Alternative lending platforms like Lending Club and On Deck Capital are booming – and they aren’t the only ones in the game. Here’s everything you need to know about the burgeoning alternative lending sector.
Though banks have traditionally doled out loans to small businesses, alternative lenders have sprung up rapidly in recent years. See why these alternative lenders are helpful, risky, and something in between.
“Alternative lending – a broad term used to describe the wide range of loan options available to consumers and business owners outside of a traditional bank loan.” – Yahoo Small Business
The alternative lending industry totals over $1 trillion
That’s right. Trillions with a T. Venture capitalists have fallen in love with alternative lending platforms in recent years, or at least their wallets have.
According to Tech Crunch, venture investments in alternative lending startups have exploded since 2010 with investments skyrocketing to over $340 million in 2014 from $17 million in 2014.
The rise of alternative lending marks a definitive departure from an old banking model
Alternative lending offers – for lack of a better word – alternatives for entrepreneurs and startups seeking to secure loans which in today’s market may be unattainable or difficult to get.
Since the onset of the financial crisis, which tightened lending restrictions for many, alternative lending platforms have stepped in to fill a very large lending gap, and have in the process captured the attention of venture capitalists as well.
Alternative lending has attracted millennials in droves
Expectedly, alternative lending has appealed far more to younger businessmen and women than those from older generations.

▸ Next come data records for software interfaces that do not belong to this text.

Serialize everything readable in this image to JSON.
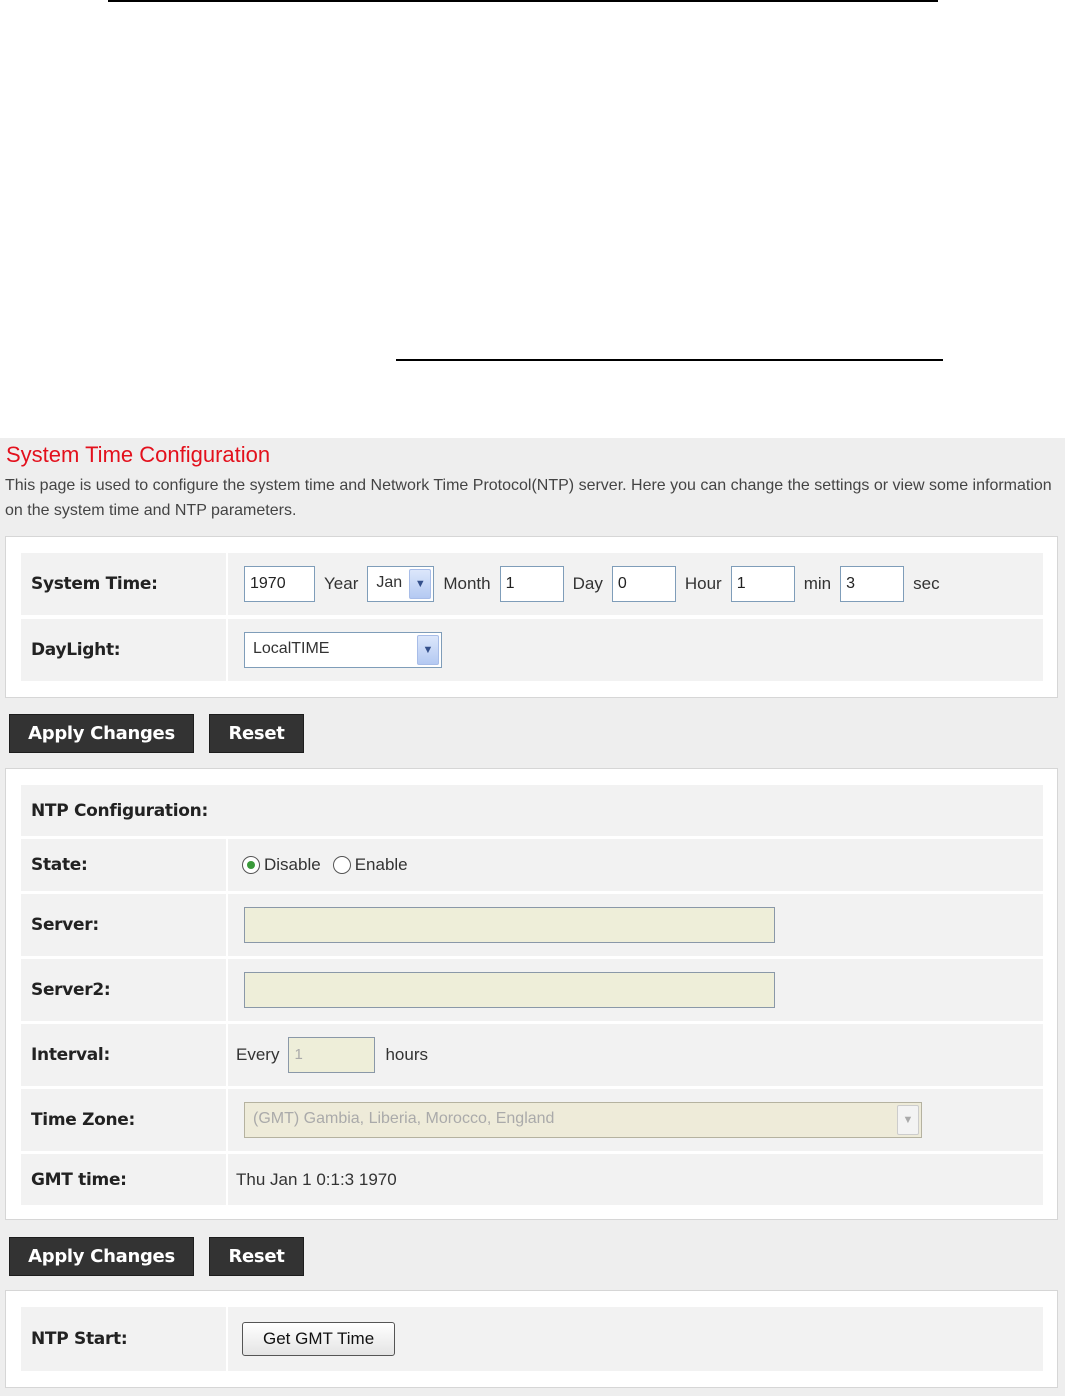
{
  "page": {
    "title": "System Time Configuration",
    "description": "This page is used to configure the system time and Network Time Protocol(NTP) server. Here you can change the settings or view some information on the system time and NTP parameters."
  },
  "system_time": {
    "label": "System Time:",
    "year": "1970",
    "year_unit": "Year",
    "month": "Jan",
    "month_unit": "Month",
    "day": "1",
    "day_unit": "Day",
    "hour": "0",
    "hour_unit": "Hour",
    "min": "1",
    "min_unit": "min",
    "sec": "3",
    "sec_unit": "sec"
  },
  "daylight": {
    "label": "DayLight:",
    "value": "LocalTIME"
  },
  "buttons": {
    "apply": "Apply Changes",
    "reset": "Reset"
  },
  "ntp": {
    "heading": "NTP Configuration:",
    "state_label": "State:",
    "state_options": [
      "Disable",
      "Enable"
    ],
    "state_selected": "Disable",
    "server_label": "Server:",
    "server_value": "",
    "server2_label": "Server2:",
    "server2_value": "",
    "interval_label": "Interval:",
    "interval_prefix": "Every",
    "interval_value": "1",
    "interval_unit": "hours",
    "timezone_label": "Time Zone:",
    "timezone_value": "(GMT) Gambia, Liberia, Morocco, England",
    "gmt_label": "GMT time:",
    "gmt_value": "Thu Jan 1 0:1:3 1970"
  },
  "ntp_start": {
    "label": "NTP Start:",
    "button": "Get GMT Time"
  },
  "colors": {
    "title": "#e3101c",
    "button_bg": "#333333",
    "row_bg": "#f2f2f2",
    "page_bg": "#eeeeee"
  },
  "icons": {
    "select_arrow": "chevron-down-icon"
  }
}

According to a recent survey by Bank Of America, 14 percent of millennial business owners have opted to take advantage of alternative lending whereas only one percent of baby boomers have.
While alternative lending is growing fast, they are far from rivaling the volume of banks
Alternative lending may be growing at a tremendous pace, but they are still quite a ways off from matching small business loans by banks.
According to a Harvard Business School paper, banks still account for $700 billion in small business loans whereas alternative lending platforms supply just $10 billion.
Alternative lending has already proved to be somewhat divisive
Much of alternative lending’s criticisms are derived from the fact that they carry often steep interest rates (as much as 15 percent in some cases) and low standards in regard to granting loanees money.
Critics say that their loans’ speed and convenience, aspects which alternative lenders attract businesses with, can likewise be the reason why such companies follow somewhat shoddy lending practices.
Such lenders aren’t subject to the same regulations as a corporate bank offering a small business loan, making borrowing potentially risky.